  • Deterrence, 2017

    The world in which we find ourselves seems like a series of crises teetering on the edge, simmering away under the careful stewardship of world leaders and their accompanying bureaucracies. There is no starker example of this than the precarious Korean peninsula, at the epicenter of a growing war of words and threats, all with the lives of a minimum of four million souls hanging in the balance. ► Read more

  • The Purpose of Section 44(i)

    Now that the High Court prepares to hear cases concerning the dual citizenship status of seven current and former parliamentarians, it is important to reflect on the reasons why section 44(i) of the Australian Constitution exists. What exactly is it meant to prevent? Is it doing its job? ► Read more

  • What are marriage laws meant to do?

    With two months left until the result of the Australian Marriage Law Survey is announced, a lot of attention will be dedicated to the proposed changes to the Marriage Act, with many column inches and plenty of airtime postulating on the effects and justification of doing so. Lost in this analysis is the purpose for which marriage acts are (and have been) enacted, which may provide a context in which to differentiate what they can ... ► Read more

  • Marriage equality debate raises issues at the heart of Australia’s constitution

    Australia stands almost alone in the Anglosphere in its lack of marriage equality, with only Northern Ireland to keep it company. Canada, Ireland, New Zealand, South Africa, most of the United Kingdom, and the United States have all achieved marriage equality over the past decade-and-a-half, through a variety of judicial and legislative mechanisms. Australia is a special case, not just because it has so far held out against what seems to be inevitable, but because ... ► Read more

  • A regional human rights system for Asia and the Pacific?

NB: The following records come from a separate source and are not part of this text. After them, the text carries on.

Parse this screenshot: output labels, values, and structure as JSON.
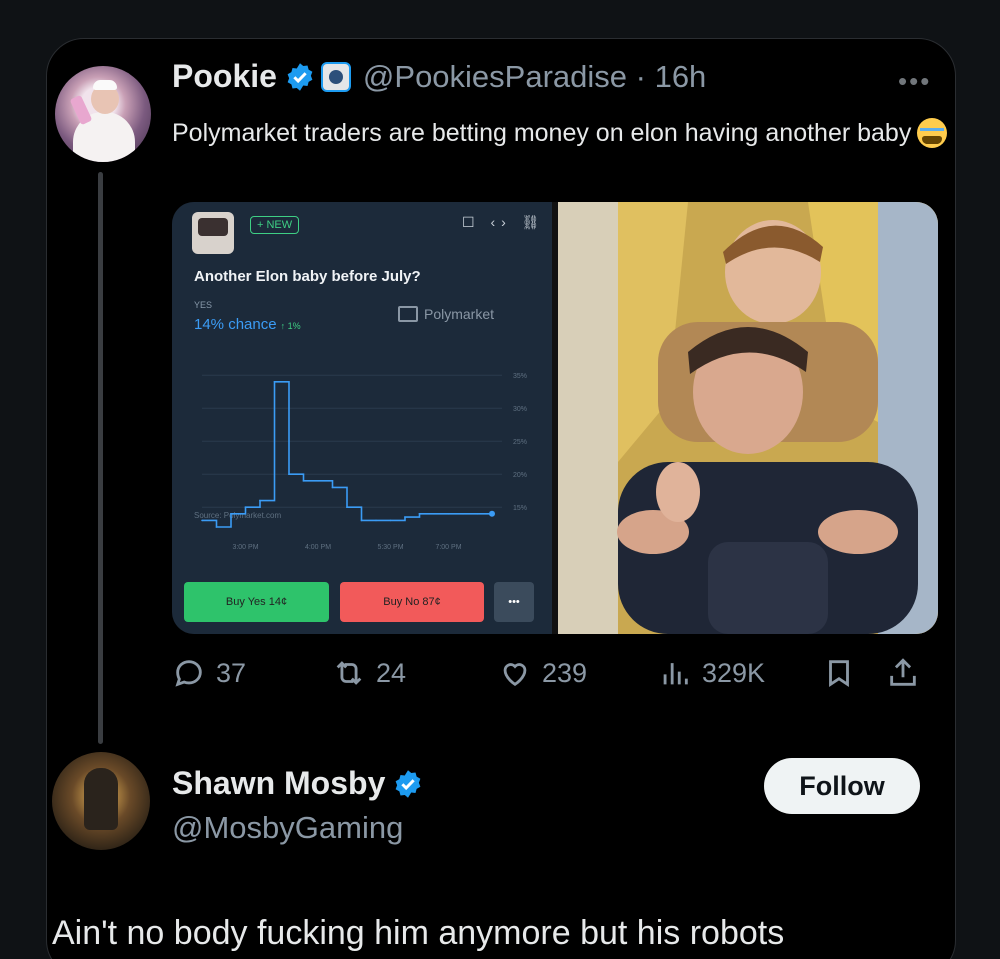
{
  "tweet": {
    "author_name": "Pookie",
    "handle_time": "@PookiesParadise · 16h",
    "text": "Polymarket traders are betting money on elon having another baby",
    "more_label": "•••",
    "emoji": "loudly-crying-face-icon"
  },
  "polymarket": {
    "new_badge": "+ NEW",
    "title": "Another Elon baby before July?",
    "outcome_label": "YES",
    "chance": "14% chance",
    "change": "↑ 1%",
    "brand": "Polymarket",
    "source": "Source: Polymarket.com",
    "buy_yes": "Buy Yes 14¢",
    "buy_no": "Buy No 87¢",
    "more": "•••",
    "y_ticks": [
      "35%",
      "30%",
      "25%",
      "20%",
      "15%"
    ],
    "x_ticks": [
      "3:00 PM",
      "4:00 PM",
      "5:30 PM",
      "7:00 PM"
    ]
  },
  "chart_data": {
    "type": "line",
    "title": "Another Elon baby before July?",
    "xlabel": "",
    "ylabel": "",
    "x": [
      0,
      1,
      2,
      3,
      4,
      5,
      6,
      7,
      8,
      9,
      10,
      11,
      12,
      13,
      14,
      15,
      16,
      17,
      18,
      19,
      20
    ],
    "series": [
      {
        "name": "YES",
        "values": [
          13,
          12,
          14,
          15,
          16,
          34,
          20,
          19,
          19,
          18,
          15,
          13,
          13,
          13,
          13.5,
          14,
          14,
          14,
          14,
          14,
          14
        ]
      }
    ],
    "ylim": [
      12,
      37
    ],
    "x_tick_labels": [
      "3:00 PM",
      "4:00 PM",
      "5:30 PM",
      "7:00 PM"
    ],
    "y_tick_labels": [
      "35%",
      "30%",
      "25%",
      "20%",
      "15%"
    ]
  },
  "actions": {
    "replies": "37",
    "reposts": "24",
    "likes": "239",
    "views": "329K"
  },
  "reply": {
    "author_name": "Shawn Mosby",
    "handle": "@MosbyGaming",
    "follow_label": "Follow",
    "text": "Ain't no body fucking him anymore but his robots"
  },
  "colors": {
    "background": "#000000",
    "verified_blue": "#1d9bf0",
    "muted_text": "#8b98a5",
    "buy_yes": "#2ec36b",
    "buy_no": "#f25a5a"
  }
}
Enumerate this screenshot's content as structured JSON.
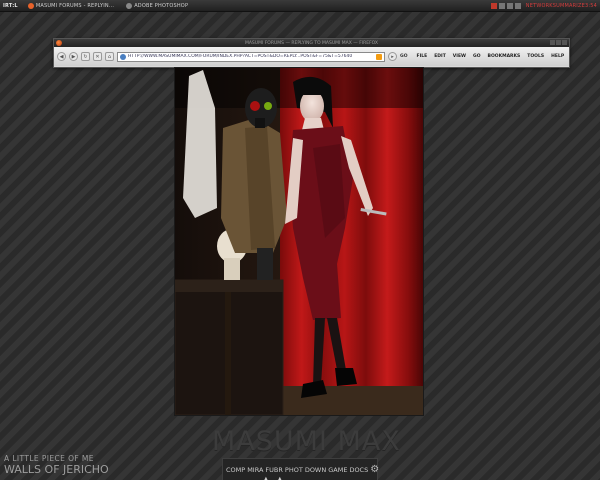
{
  "taskbar": {
    "start_label": "IRT:L",
    "tasks": [
      {
        "label": "MASUMI FORUMS - REPLYIN...",
        "icon": "firefox-icon",
        "color": "#e8622a"
      },
      {
        "label": "ADOBE PHOTOSHOP",
        "icon": "photoshop-icon",
        "color": "#888888"
      }
    ],
    "tray_text": "NETWORKSUMMARIZE3:54"
  },
  "browser": {
    "title": "MASUMI FORUMS — REPLYING TO MASUMI MAX — FIREFOX",
    "url": "HTTP://WWW.MASUMIMAX.COM/FORUM/INDEX.PHP?ACT=POST&DO=REPLY...POST&F=75&T=57640",
    "menu": [
      "FILE",
      "EDIT",
      "VIEW",
      "GO",
      "BOOKMARKS",
      "TOOLS",
      "HELP"
    ],
    "go_label": "GO"
  },
  "watermark": "MASUMI MAX",
  "now_playing": {
    "title": "A LITTLE PIECE OF ME",
    "artist": "WALLS OF JERICHO"
  },
  "dock": {
    "items": [
      "COMP",
      "MIRA",
      "FUBR",
      "PHOT",
      "DOWN",
      "GAME",
      "DOCS"
    ]
  },
  "colors": {
    "curtain": "#a31414",
    "dress": "#6e0f1a",
    "accent": "#c0392b"
  }
}
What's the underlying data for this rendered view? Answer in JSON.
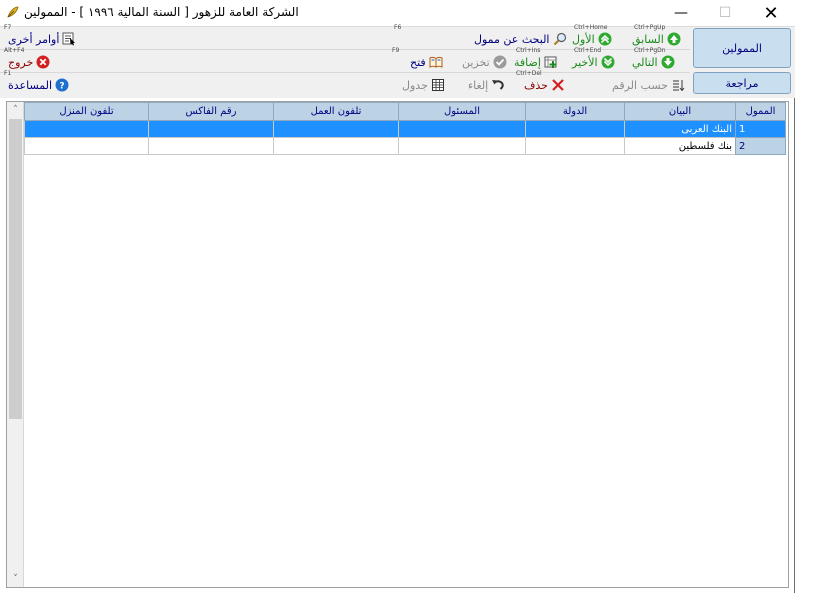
{
  "window": {
    "title": "الشركة العامة للزهور [ السنة المالية ١٩٩٦ ] - الممولين",
    "minimize": "—",
    "maximize": "☐",
    "close": "✕"
  },
  "side": {
    "funders_label": "الممولين",
    "review_label": "مراجعة"
  },
  "toolbar": {
    "prev": {
      "label": "السابق",
      "key": "Ctrl+PgUp"
    },
    "first": {
      "label": "الأول",
      "key": "Ctrl+Home"
    },
    "next": {
      "label": "التالي",
      "key": "Ctrl+PgDn"
    },
    "last": {
      "label": "الأخير",
      "key": "Ctrl+End"
    },
    "search": {
      "label": "البحث عن ممول",
      "key": "F6"
    },
    "add": {
      "label": "إضافة",
      "key": "Ctrl+Ins"
    },
    "save": {
      "label": "تخزين"
    },
    "open": {
      "label": "فتح",
      "key": "F9"
    },
    "other": {
      "label": "أوامر أخرى",
      "key": "F7"
    },
    "exit": {
      "label": "خروج",
      "key": "Alt+F4"
    },
    "help": {
      "label": "المساعدة",
      "key": "F1"
    },
    "sort": {
      "label": "حسب الرقم"
    },
    "delete": {
      "label": "حذف",
      "key": "Ctrl+Del"
    },
    "cancel": {
      "label": "إلغاء"
    },
    "table": {
      "label": "جدول"
    }
  },
  "grid": {
    "columns": [
      "الممول",
      "البيان",
      "الدولة",
      "المسئول",
      "تلفون العمل",
      "رقم الفاكس",
      "تلفون المنزل"
    ],
    "rows": [
      {
        "num": "1",
        "name": "البنك العربى",
        "selected": true
      },
      {
        "num": "2",
        "name": "بنك فلسطين",
        "selected": false
      }
    ]
  },
  "colors": {
    "accent": "#1e90ff",
    "header": "#bcd3e6",
    "side_button": "#c9dff0",
    "label_navy": "#00007f",
    "label_green": "#1a8a1a",
    "label_maroon": "#8b0000"
  },
  "icons": {
    "app": "app-feather-icon",
    "prev": "green-up-arrow-icon",
    "first": "green-double-up-arrow-icon",
    "next": "green-down-arrow-icon",
    "last": "green-double-down-arrow-icon",
    "search": "magnifier-icon",
    "add": "add-record-icon",
    "save": "grey-check-icon",
    "open": "open-book-icon",
    "other": "cursor-list-icon",
    "exit": "red-x-icon",
    "help": "blue-question-icon",
    "sort": "sort-numbers-icon",
    "delete": "red-cross-icon",
    "cancel": "undo-arrow-icon",
    "table": "grid-table-icon"
  }
}
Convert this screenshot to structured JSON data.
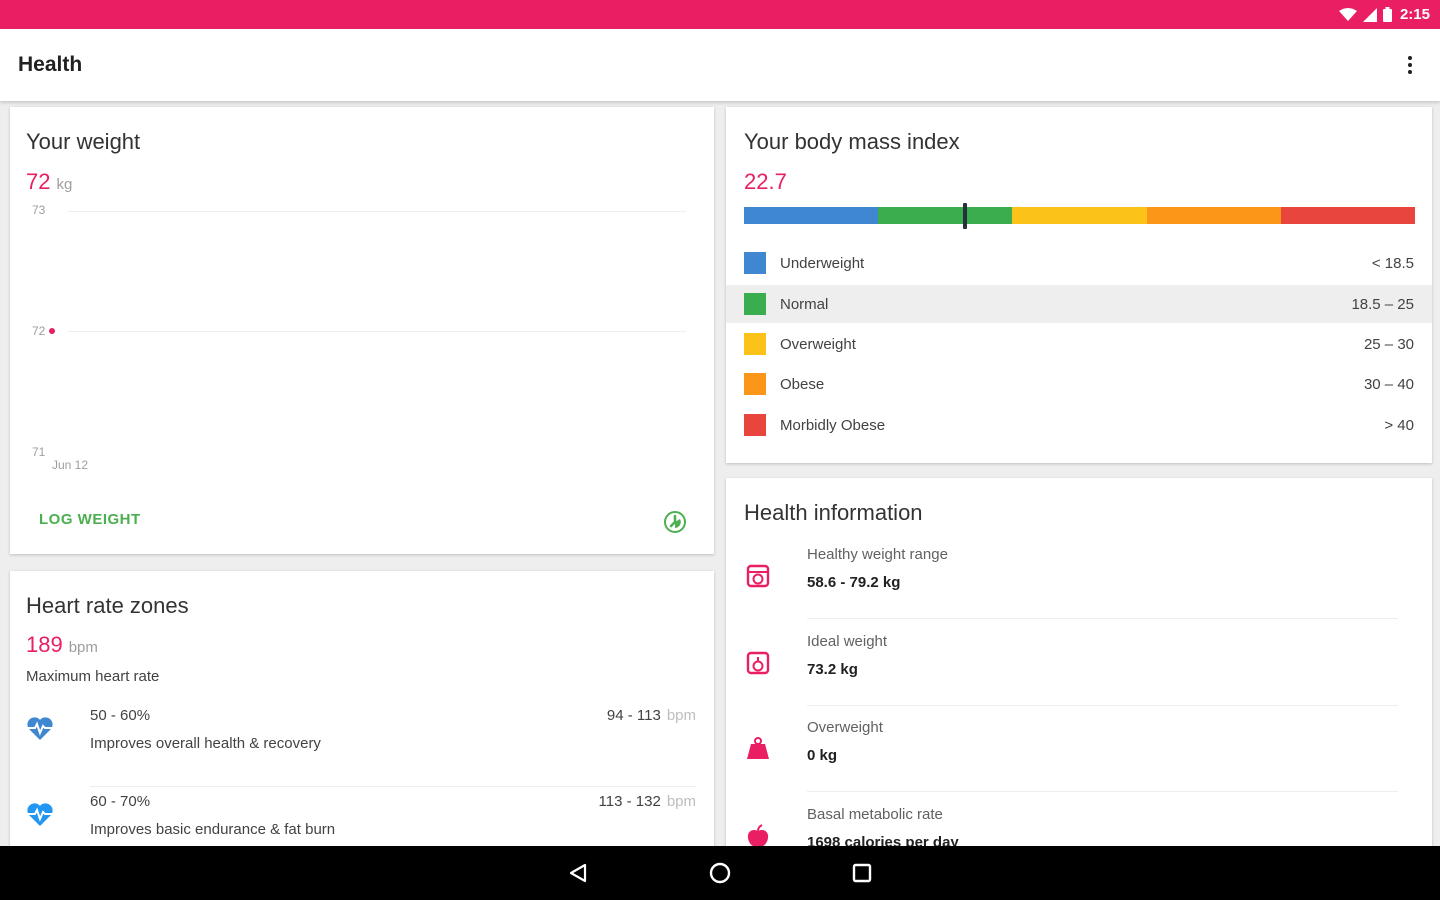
{
  "status_bar": {
    "time": "2:15"
  },
  "app_bar": {
    "title": "Health"
  },
  "weight_card": {
    "title": "Your weight",
    "value": "72",
    "unit": "kg",
    "chart_ticks": [
      "73",
      "72",
      "71"
    ],
    "x_label": "Jun 12",
    "log_label": "LOG WEIGHT"
  },
  "bmi_card": {
    "title": "Your body mass index",
    "value": "22.7",
    "bmi_value": 22.7,
    "categories": [
      {
        "label": "Underweight",
        "range": "< 18.5",
        "color": "#3f87d0"
      },
      {
        "label": "Normal",
        "range": "18.5 – 25",
        "color": "#3aae4f"
      },
      {
        "label": "Overweight",
        "range": "25 – 30",
        "color": "#fbc31a"
      },
      {
        "label": "Obese",
        "range": "30 – 40",
        "color": "#fb9618"
      },
      {
        "label": "Morbidly Obese",
        "range": "> 40",
        "color": "#e8453c"
      }
    ],
    "bar_colors": [
      "#3f87d0",
      "#3aae4f",
      "#fbc31a",
      "#fb9618",
      "#e8453c"
    ]
  },
  "heart_card": {
    "title": "Heart rate zones",
    "value": "189",
    "unit": "bpm",
    "caption": "Maximum heart rate",
    "zones": [
      {
        "pct": "50 - 60%",
        "desc": "Improves overall health & recovery",
        "bpm": "94 - 113",
        "unit": "bpm"
      },
      {
        "pct": "60 - 70%",
        "desc": "Improves basic endurance & fat burn",
        "bpm": "113 - 132",
        "unit": "bpm"
      }
    ]
  },
  "info_card": {
    "title": "Health information",
    "items": [
      {
        "label": "Healthy weight range",
        "value": "58.6 - 79.2 kg",
        "icon": "scale-icon"
      },
      {
        "label": "Ideal weight",
        "value": "73.2 kg",
        "icon": "scale-check-icon"
      },
      {
        "label": "Overweight",
        "value": "0 kg",
        "icon": "weight-icon"
      },
      {
        "label": "Basal metabolic rate",
        "value": "1698 calories per day",
        "icon": "apple-icon"
      }
    ]
  },
  "colors": {
    "accent": "#e91e63",
    "green": "#4caf50"
  }
}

    In 1953 the Council of Europe adopted the European Convention on Human Rights, establishing a regional system to protect human rights in its member states, complete with domestic and regional courts to enforce it. Regional systems have also developed in the Americas through the Organisation of American States, and through the African Union. This leaves Asia and the Pacific as the only region without a human rights system. ► Read more

  • Barnaby Joyce, Matt Canavan, Malcolm Roberts, Nick Xenophon, Scott Ludlam and Larissa Waters are all in hot water over their dual citizenship.

    ANALYSIS: Citizenship woes are far from over

    The recent spate of referrals to the High Court about dual citizenship has put quite a few political careers on the line, and has made for some pretty interesting news in the meantime. But can we expect things to get resolved anytime soon? Not likely — at least not before the High Court starts considering cases in October. Either way, the path forward on the citizenship issue is rocky, and is a bit different for each House of Parliament. ► Read more

  • Freedom To Speak, Part 2: Australia and Online

    In Part 1, we had a look at the definition of free speech according to two United Nations instruments, and some common principles that give rise to exceptions for it. In this article, we'll be looking in more detail at how this applies to a country — namely Australia — and then how everything changes once you jump online. ► Read more

  • Freedom To Speak, Part 1: The World and Principles

    Here in Australia, we consider ourselves quite 'lucky'. I can put pretty much what I like on Facebook, and know that police won't be showing up at my door. Unless I start posting about bombs, or assassination, or terrorism, perhaps - but even then, it depends on the context. I could be talking about water bombs, the mafia card game, and Counterstrike. ► Read more